Last year, the UK’s National Cyber Security Centre (NCSC) wrote in a blog post that “there’s an issue with the terminology. It only makes sense if you equate white with ‘good, permitted, safe’ and black with ‘bad, dangerous, forbidden.’” As the NCSC noted, not only alternatives such as blocklist or denylist are not offensive and harmful, it’s also just clearer and less ambiguous language that expresses exactly what the goal of these actions are: deny, or block something. 

Earlier this year, the US government’s National Institute of Standards and Technology (NIST), which works to promote and push for industrywide standards, published new guidance on inclusive language that discouraged the use of “biased terms, such as blacklist/whitelist,” that “also may introduce comprehension issues.”

Another standards organization, the Internet Engineering Task Force argued in a document published in 2018 that “like master-slave, the metaphorical use of white-black to connote good-evil is oppressive. While master-slave might seem like a more egregious example of racism, white-black is arguably worse because it is more pervasive and therefore more sinister.” 

The document refers to the yearslong discussion around the traditional use of the terms “master” and “slave” in software and electronics engineering. The developers of Python, one of the most popular programming languages in the world, decided to stop using those terms in 2018.

Ultimately, stopping the use of “blacklist” is about listening and respecting all the Black technologists and computer experts who are part of the community.

“The people who mainstreamed technical terms like ‘blacklist/whitelist’ or ‘master/slave’ likely come from a place of privilege. I have also seen a lot of these conversations occur without any Black technologists in the room so to speak,” Alexis Hancock, the director of engineering for the Electronic Frontier Foundation’s project Certbot, said in an email. “So then we in turn faced backlash from those who really wanted to keep these terms in place.

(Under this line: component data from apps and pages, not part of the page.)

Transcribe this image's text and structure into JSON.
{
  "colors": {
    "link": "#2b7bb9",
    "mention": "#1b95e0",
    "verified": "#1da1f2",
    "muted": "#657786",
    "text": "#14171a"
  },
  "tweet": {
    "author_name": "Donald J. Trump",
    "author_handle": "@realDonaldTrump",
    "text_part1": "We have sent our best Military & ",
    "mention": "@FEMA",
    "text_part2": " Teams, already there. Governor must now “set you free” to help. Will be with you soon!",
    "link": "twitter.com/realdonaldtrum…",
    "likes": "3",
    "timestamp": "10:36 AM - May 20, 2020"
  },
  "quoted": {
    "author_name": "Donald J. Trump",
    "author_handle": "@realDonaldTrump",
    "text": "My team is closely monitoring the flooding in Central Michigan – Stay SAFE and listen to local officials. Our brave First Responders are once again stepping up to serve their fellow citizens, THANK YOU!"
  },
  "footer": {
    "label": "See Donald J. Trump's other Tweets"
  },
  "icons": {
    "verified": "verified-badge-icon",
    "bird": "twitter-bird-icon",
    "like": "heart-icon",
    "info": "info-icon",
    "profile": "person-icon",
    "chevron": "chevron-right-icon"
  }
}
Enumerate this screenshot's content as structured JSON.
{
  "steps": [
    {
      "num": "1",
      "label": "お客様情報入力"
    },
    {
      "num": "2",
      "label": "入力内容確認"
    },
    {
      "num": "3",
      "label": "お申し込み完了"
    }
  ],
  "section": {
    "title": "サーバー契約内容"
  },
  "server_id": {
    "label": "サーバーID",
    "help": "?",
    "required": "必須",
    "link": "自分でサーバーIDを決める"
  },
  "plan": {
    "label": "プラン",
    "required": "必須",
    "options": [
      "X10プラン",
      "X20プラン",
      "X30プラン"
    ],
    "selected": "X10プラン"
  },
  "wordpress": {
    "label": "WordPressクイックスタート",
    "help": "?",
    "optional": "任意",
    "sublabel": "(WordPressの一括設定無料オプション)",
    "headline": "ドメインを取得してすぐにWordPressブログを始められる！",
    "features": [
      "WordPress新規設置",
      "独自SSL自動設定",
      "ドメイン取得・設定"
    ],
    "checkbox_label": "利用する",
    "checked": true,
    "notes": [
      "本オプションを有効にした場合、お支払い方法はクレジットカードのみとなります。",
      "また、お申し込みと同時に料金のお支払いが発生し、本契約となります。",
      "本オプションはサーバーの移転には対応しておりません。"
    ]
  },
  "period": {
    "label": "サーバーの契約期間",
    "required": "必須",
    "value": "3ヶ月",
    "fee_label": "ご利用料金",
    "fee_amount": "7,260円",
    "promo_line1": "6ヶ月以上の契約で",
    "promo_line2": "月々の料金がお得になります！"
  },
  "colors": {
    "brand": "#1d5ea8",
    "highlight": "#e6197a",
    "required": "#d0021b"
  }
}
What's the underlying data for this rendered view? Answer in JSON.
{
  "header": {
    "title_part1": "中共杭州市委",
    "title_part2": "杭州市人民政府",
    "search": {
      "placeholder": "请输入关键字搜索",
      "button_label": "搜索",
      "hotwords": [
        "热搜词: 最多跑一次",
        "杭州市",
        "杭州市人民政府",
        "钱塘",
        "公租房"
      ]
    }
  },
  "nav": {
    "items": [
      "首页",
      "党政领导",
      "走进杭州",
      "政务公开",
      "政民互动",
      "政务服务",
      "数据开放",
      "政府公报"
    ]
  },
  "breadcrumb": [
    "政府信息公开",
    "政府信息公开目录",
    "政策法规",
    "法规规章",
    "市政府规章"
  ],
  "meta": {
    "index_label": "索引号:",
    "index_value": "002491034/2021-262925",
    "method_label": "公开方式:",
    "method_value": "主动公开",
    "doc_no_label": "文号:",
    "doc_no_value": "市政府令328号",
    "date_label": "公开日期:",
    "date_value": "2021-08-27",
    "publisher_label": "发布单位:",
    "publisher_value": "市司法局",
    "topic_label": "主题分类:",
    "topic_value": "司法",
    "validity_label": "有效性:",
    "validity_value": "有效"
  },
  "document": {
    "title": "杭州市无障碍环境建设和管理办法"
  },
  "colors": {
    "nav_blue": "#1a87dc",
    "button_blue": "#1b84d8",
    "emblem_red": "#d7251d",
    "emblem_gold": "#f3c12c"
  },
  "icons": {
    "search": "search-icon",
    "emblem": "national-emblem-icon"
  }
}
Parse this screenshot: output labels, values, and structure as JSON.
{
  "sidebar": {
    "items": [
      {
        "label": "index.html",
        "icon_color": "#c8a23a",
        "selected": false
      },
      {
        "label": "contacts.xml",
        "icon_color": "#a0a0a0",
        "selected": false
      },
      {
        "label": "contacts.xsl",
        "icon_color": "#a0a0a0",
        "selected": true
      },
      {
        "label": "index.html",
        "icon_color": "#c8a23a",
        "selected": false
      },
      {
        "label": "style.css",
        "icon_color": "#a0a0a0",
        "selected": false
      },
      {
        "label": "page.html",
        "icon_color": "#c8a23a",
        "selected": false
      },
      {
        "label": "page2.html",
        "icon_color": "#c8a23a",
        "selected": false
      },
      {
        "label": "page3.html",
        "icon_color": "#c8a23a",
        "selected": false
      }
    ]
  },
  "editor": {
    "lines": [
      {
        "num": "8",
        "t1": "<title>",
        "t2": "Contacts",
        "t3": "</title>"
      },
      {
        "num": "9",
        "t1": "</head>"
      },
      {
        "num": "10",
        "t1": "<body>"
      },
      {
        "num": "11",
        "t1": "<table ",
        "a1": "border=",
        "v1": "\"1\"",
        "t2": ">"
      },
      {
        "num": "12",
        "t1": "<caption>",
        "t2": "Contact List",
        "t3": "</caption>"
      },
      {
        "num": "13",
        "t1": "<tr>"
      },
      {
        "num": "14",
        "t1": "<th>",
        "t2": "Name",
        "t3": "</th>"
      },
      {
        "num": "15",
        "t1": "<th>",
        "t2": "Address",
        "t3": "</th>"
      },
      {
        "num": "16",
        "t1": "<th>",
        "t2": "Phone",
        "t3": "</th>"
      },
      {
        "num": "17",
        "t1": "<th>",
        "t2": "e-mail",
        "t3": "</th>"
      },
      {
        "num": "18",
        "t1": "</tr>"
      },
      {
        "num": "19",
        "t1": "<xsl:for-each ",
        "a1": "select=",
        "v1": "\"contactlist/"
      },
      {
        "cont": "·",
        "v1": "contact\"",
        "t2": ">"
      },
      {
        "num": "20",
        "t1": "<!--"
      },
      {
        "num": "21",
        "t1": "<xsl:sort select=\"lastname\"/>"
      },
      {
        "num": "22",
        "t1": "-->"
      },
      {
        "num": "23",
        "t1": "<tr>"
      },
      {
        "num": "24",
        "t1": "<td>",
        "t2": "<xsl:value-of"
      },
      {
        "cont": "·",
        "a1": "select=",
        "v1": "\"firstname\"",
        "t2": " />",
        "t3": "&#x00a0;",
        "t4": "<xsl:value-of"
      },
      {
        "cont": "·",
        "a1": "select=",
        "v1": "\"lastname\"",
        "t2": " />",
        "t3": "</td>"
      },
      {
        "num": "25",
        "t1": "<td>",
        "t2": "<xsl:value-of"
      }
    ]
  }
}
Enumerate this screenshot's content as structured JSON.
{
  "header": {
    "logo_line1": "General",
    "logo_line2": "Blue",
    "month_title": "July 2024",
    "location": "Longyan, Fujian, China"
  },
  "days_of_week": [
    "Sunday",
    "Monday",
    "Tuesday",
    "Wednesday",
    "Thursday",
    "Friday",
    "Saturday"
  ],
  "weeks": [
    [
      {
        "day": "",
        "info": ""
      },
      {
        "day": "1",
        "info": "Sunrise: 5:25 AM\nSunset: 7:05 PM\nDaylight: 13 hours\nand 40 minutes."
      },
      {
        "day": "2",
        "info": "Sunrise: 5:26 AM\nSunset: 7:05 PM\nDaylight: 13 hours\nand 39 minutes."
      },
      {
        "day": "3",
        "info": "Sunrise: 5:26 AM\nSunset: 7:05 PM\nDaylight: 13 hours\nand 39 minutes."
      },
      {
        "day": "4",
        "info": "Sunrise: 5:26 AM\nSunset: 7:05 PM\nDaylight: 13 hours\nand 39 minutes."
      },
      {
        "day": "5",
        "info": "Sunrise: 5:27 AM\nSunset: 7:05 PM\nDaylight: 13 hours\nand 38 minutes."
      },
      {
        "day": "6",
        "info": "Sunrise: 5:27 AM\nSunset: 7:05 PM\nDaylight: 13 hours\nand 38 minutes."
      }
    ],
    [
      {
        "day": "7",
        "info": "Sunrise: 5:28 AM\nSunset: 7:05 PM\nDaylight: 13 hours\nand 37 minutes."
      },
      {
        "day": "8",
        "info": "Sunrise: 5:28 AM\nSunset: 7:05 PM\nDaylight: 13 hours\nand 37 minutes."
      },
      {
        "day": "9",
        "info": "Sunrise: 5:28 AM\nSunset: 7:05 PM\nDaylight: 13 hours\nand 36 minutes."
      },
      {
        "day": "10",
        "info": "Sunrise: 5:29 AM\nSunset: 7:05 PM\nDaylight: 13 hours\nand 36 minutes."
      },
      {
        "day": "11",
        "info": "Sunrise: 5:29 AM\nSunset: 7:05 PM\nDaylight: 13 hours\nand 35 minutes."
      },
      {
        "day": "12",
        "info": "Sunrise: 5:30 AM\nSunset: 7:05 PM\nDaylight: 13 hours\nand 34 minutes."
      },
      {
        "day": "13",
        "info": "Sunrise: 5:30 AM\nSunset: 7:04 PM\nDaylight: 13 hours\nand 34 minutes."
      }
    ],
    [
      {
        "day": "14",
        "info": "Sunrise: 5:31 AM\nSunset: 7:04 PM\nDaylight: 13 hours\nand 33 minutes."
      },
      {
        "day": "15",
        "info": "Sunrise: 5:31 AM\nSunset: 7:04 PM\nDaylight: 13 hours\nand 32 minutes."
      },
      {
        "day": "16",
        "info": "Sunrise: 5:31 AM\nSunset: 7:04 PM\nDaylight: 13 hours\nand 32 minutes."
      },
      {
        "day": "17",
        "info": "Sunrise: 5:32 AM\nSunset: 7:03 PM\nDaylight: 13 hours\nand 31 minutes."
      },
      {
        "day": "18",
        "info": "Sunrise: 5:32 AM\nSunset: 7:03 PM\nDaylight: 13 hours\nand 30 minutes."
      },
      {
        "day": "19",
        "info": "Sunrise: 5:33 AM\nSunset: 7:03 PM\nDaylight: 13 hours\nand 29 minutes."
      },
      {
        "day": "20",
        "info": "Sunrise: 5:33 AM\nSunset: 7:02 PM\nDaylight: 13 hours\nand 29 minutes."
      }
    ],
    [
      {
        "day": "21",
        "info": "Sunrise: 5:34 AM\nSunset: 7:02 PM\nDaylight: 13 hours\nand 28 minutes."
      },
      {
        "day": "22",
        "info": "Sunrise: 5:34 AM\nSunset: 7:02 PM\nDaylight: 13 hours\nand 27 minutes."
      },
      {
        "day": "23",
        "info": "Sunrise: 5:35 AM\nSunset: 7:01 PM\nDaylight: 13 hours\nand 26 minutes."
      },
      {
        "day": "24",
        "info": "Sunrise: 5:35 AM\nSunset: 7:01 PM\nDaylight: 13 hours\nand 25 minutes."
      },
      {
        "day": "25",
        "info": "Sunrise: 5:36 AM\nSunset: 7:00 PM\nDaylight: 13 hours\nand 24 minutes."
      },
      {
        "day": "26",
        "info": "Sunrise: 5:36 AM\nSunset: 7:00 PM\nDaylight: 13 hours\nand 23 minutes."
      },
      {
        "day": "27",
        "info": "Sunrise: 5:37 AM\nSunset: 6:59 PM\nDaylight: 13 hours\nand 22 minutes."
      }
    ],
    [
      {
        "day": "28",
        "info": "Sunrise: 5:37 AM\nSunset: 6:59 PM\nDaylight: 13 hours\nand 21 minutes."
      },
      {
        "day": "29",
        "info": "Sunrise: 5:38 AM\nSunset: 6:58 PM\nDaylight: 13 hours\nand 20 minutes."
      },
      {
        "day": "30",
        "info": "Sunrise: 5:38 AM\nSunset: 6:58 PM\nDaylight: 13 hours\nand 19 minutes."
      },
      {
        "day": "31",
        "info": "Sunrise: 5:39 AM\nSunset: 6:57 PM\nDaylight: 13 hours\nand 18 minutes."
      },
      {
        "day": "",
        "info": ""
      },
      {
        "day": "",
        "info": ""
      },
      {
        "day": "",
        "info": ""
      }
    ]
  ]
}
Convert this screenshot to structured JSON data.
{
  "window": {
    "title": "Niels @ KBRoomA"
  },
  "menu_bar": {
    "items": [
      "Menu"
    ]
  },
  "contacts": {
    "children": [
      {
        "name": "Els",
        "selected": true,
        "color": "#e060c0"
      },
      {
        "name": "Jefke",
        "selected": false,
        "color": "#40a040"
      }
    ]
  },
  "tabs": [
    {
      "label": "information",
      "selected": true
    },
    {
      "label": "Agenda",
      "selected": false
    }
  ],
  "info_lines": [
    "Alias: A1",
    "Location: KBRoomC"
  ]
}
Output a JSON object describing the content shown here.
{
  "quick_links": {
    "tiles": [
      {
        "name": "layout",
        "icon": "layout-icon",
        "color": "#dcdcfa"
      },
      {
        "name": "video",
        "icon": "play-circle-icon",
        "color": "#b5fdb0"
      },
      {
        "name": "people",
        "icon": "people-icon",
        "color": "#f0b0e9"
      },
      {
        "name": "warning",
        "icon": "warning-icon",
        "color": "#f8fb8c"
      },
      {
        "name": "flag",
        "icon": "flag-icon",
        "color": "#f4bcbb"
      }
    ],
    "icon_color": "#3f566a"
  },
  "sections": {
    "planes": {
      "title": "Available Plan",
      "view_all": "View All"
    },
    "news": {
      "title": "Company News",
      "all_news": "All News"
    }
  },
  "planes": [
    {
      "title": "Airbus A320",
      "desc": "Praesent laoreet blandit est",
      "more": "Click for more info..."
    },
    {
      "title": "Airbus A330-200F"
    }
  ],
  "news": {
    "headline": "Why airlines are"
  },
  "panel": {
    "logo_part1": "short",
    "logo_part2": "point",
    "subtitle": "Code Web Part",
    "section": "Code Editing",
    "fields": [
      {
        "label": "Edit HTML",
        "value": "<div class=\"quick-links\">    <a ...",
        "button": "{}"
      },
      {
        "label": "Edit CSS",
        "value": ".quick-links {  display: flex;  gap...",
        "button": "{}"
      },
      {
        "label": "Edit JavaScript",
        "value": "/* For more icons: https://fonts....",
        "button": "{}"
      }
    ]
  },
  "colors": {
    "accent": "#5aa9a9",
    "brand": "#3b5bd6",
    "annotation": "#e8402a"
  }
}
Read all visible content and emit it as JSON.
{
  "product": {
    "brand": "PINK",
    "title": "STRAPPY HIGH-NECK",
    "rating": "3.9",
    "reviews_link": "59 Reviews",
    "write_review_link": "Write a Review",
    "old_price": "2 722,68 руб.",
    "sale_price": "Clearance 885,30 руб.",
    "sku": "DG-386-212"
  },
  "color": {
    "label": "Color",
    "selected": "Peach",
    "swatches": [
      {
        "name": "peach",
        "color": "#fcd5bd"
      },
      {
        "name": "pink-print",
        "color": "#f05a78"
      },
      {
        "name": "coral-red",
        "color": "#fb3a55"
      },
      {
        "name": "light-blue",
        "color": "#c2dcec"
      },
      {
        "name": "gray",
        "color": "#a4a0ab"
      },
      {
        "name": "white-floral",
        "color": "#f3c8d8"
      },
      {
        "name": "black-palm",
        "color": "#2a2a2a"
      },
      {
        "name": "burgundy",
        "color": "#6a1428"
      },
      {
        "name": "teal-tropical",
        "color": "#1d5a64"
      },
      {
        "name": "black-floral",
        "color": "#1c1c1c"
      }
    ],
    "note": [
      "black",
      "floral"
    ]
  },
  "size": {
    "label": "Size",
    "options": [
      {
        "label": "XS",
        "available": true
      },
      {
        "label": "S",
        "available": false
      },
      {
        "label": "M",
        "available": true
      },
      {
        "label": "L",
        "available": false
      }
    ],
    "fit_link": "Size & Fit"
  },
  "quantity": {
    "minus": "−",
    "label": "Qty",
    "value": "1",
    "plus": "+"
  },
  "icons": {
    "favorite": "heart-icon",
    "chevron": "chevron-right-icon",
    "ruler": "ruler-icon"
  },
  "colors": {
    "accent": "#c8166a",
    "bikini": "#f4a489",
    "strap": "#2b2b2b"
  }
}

Which shows the irony of racialized conversations in tech and how people like me often have to deal with reactionary tech bros who have disdain for any change that might make us feel more comfortable overall in the field.”